(Stored entries)
+++
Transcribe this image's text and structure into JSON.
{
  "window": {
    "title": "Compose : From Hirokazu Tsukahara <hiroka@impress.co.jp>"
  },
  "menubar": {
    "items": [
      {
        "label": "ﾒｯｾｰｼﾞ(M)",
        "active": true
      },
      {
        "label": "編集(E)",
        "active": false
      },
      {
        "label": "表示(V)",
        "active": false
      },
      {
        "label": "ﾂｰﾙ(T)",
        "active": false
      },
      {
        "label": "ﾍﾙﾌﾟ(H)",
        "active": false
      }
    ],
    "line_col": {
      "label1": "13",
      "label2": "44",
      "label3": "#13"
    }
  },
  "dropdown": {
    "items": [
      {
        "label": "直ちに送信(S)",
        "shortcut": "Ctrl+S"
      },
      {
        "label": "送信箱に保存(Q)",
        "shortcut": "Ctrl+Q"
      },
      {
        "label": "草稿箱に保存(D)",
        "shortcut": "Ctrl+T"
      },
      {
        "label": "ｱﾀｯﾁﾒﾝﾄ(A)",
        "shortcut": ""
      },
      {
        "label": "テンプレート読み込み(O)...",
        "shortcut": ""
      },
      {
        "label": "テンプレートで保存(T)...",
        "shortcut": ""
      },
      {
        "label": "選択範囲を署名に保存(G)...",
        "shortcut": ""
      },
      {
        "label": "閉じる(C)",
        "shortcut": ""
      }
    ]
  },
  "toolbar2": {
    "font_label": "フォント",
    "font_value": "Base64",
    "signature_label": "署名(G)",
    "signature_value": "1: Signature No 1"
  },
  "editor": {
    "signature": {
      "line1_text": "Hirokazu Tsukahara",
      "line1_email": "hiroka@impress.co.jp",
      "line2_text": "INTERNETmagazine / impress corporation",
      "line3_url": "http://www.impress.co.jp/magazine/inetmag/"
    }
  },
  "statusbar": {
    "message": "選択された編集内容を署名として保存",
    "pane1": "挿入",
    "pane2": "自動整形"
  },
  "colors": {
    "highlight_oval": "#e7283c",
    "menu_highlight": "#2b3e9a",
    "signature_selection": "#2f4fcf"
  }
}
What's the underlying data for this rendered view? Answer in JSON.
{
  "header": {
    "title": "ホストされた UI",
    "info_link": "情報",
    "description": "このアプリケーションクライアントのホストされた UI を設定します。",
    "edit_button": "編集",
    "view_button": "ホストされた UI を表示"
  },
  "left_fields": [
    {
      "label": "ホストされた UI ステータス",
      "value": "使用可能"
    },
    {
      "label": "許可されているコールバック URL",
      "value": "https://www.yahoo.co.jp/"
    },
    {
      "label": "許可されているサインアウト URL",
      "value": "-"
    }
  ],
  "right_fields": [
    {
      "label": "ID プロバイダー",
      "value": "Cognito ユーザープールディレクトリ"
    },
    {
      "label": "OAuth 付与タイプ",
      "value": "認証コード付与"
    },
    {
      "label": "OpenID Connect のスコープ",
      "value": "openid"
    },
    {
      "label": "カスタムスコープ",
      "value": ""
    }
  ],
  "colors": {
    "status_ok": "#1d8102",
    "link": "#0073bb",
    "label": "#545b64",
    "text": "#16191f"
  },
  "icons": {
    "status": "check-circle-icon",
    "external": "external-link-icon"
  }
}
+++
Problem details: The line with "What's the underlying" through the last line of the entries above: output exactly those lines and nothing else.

Task response:
What's the underlying data for this rendered view? Answer in JSON.
{
  "header": {
    "title": "ホストされた UI",
    "info_link": "情報",
    "description": "このアプリケーションクライアントのホストされた UI を設定します。",
    "edit_button": "編集",
    "view_button": "ホストされた UI を表示"
  },
  "left_fields": [
    {
      "label": "ホストされた UI ステータス",
      "value": "使用可能"
    },
    {
      "label": "許可されているコールバック URL",
      "value": "https://www.yahoo.co.jp/"
    },
    {
      "label": "許可されているサインアウト URL",
      "value": "-"
    }
  ],
  "right_fields": [
    {
      "label": "ID プロバイダー",
      "value": "Cognito ユーザープールディレクトリ"
    },
    {
      "label": "OAuth 付与タイプ",
      "value": "認証コード付与"
    },
    {
      "label": "OpenID Connect のスコープ",
      "value": "openid"
    },
    {
      "label": "カスタムスコープ",
      "value": ""
    }
  ],
  "colors": {
    "status_ok": "#1d8102",
    "link": "#0073bb",
    "label": "#545b64",
    "text": "#16191f"
  },
  "icons": {
    "status": "check-circle-icon",
    "external": "external-link-icon"
  }
}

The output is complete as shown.